Data for the task:
· · ·

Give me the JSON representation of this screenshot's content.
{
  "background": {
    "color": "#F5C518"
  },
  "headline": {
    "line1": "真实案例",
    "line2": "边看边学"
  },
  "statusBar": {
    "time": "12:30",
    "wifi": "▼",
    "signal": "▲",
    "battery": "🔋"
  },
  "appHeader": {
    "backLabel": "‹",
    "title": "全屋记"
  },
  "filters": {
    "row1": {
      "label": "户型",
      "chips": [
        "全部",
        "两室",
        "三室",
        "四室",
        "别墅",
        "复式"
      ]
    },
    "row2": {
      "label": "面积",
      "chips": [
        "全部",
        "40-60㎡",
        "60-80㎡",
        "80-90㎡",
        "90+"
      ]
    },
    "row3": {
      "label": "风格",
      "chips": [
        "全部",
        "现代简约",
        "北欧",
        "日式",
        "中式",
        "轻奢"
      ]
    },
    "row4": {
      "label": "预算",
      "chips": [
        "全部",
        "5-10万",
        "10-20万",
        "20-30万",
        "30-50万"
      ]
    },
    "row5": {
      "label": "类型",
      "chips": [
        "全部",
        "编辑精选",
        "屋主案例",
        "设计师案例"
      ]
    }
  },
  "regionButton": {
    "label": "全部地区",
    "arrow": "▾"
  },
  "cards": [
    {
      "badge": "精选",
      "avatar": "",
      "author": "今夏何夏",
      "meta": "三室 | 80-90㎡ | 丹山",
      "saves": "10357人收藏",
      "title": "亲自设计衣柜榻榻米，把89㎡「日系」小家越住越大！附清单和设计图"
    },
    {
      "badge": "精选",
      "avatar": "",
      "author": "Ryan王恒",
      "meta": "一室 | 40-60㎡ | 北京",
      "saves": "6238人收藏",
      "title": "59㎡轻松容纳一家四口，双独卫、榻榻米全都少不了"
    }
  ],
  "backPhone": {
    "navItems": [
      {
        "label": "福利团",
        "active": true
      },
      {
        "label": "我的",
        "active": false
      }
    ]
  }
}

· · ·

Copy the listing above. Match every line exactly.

Give me the JSON representation of this screenshot's content.
{
  "background": {
    "color": "#F5C518"
  },
  "headline": {
    "line1": "真实案例",
    "line2": "边看边学"
  },
  "statusBar": {
    "time": "12:30",
    "wifi": "▼",
    "signal": "▲",
    "battery": "🔋"
  },
  "appHeader": {
    "backLabel": "‹",
    "title": "全屋记"
  },
  "filters": {
    "row1": {
      "label": "户型",
      "chips": [
        "全部",
        "两室",
        "三室",
        "四室",
        "别墅",
        "复式"
      ]
    },
    "row2": {
      "label": "面积",
      "chips": [
        "全部",
        "40-60㎡",
        "60-80㎡",
        "80-90㎡",
        "90+"
      ]
    },
    "row3": {
      "label": "风格",
      "chips": [
        "全部",
        "现代简约",
        "北欧",
        "日式",
        "中式",
        "轻奢"
      ]
    },
    "row4": {
      "label": "预算",
      "chips": [
        "全部",
        "5-10万",
        "10-20万",
        "20-30万",
        "30-50万"
      ]
    },
    "row5": {
      "label": "类型",
      "chips": [
        "全部",
        "编辑精选",
        "屋主案例",
        "设计师案例"
      ]
    }
  },
  "regionButton": {
    "label": "全部地区",
    "arrow": "▾"
  },
  "cards": [
    {
      "badge": "精选",
      "avatar": "",
      "author": "今夏何夏",
      "meta": "三室 | 80-90㎡ | 丹山",
      "saves": "10357人收藏",
      "title": "亲自设计衣柜榻榻米，把89㎡「日系」小家越住越大！附清单和设计图"
    },
    {
      "badge": "精选",
      "avatar": "",
      "author": "Ryan王恒",
      "meta": "一室 | 40-60㎡ | 北京",
      "saves": "6238人收藏",
      "title": "59㎡轻松容纳一家四口，双独卫、榻榻米全都少不了"
    }
  ],
  "backPhone": {
    "navItems": [
      {
        "label": "福利团",
        "active": true
      },
      {
        "label": "我的",
        "active": false
      }
    ]
  }
}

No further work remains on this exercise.